Ad saturation for American households is another major issue – on every possible channel and every platform, Americans are being bombarded with political messaging. In September the average US household watched more than 103 political ads on TV, but that’s only part of the story. The realities of the political map mean that these households aren’t created equal – 25% of American households have seen 80% of the political ads shown. Households in Montana, Iowa, New Mexico, and Arizona saw the worst of it, being exposed to an average of more than 400 political TV commercials in the month leading into the first presidential debate.
In terms of breadth of exposure, Florida, Georgia, and North Carolina have seen the broadest exposure, with more than six in 10 addressable households having seen one or more ads.
As we mentioned earlier, Political Junkies make up about 17% of the political audience reachable through TV and, so far, about 69% have been reached with 10+ political ads in the past month.
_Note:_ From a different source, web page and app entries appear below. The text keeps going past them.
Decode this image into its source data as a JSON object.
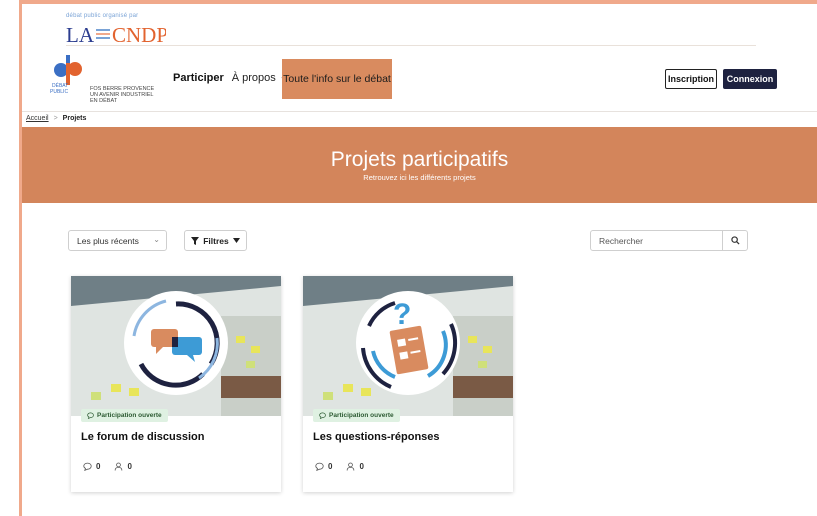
{
  "organizer": {
    "caption": "débat public organisé par",
    "logo_text": "LA CNDP"
  },
  "header": {
    "logo_text": "dp",
    "logo_small": "DÉBAT PUBLIC",
    "project_lines": [
      "FOS BERRE PROVENCE",
      "UN AVENIR INDUSTRIEL",
      "EN DÉBAT"
    ],
    "nav": {
      "participer": "Participer",
      "apropos": "À propos",
      "info": "Toute l'info sur le débat"
    },
    "inscription": "Inscription",
    "connexion": "Connexion"
  },
  "breadcrumb": {
    "home": "Accueil",
    "separator": ">",
    "current": "Projets"
  },
  "hero": {
    "title": "Projets participatifs",
    "subtitle": "Retrouvez ici les différents projets"
  },
  "toolbar": {
    "sort_selected": "Les plus récents",
    "filter_label": "Filtres",
    "search_placeholder": "Rechercher"
  },
  "cards": [
    {
      "badge": "Participation ouverte",
      "title": "Le forum de discussion",
      "comments": "0",
      "participants": "0",
      "icon": "chat-bubbles-icon"
    },
    {
      "badge": "Participation ouverte",
      "title": "Les questions-réponses",
      "comments": "0",
      "participants": "0",
      "icon": "question-form-icon"
    }
  ],
  "colors": {
    "accent": "#d3855b",
    "nav_highlight": "#d98b5f",
    "dark_button": "#1e2240",
    "badge_bg": "#dff1e2"
  }
}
Occasionals make up the largest percentage of the audience (61%), but only 53% have seen 10+ political TV ads in the past month.
Smaller battleground and swing states are seeing the worst of it – Montana in particular, where a focus on the senate battle between incumbent Steve Daines and Governor Steve Bullock (as well as the house and gubernatorial races) is seeing advertisers pour money into the state. As a result, the average TV household in Montana has seen a massive 750 political ads in the last 30 days.
Iowa and Michigan are both among the top states by volume and have some of the most concentrated DMAs in the country. An average home in the Cedar Rapids DMA has seen 260 political ads in the last 30 days, while households in Detroit have seen 210.
TV ad delivery in Iowa, last 30 days
Linear vs OTT
- The bulk of these ads – 87% – are being served via traditional linear TV, with ABC local affiliates seeing the largest share of ads shown. On a per-channel basis, FOX News has the highest volume by a considerable margin, showing 15 political ads per hour over the last 30 days.
What can advertisers do?
- Breaking through the clutter requires a cross-channel strategy, understanding which channels are oversaturated and which ones are cleaner and allow messaging to stand out.
- Don’t concede saturated markets – fight for those eyeballs up through the election.
- Not all households are created equal and so your strategy shouldn’t treat them as such, either – have a plan to identify voters who are under-reached by your current TV buys and find ways to reach them either through other linear TV content or on other platforms/channels via an integrated TV and digital plan.
Viewer and viewership data comes from a sample of 15 million Vizio households. Digital activity comes from MiQ’s log-level integration with DSPs. Data from September, 2020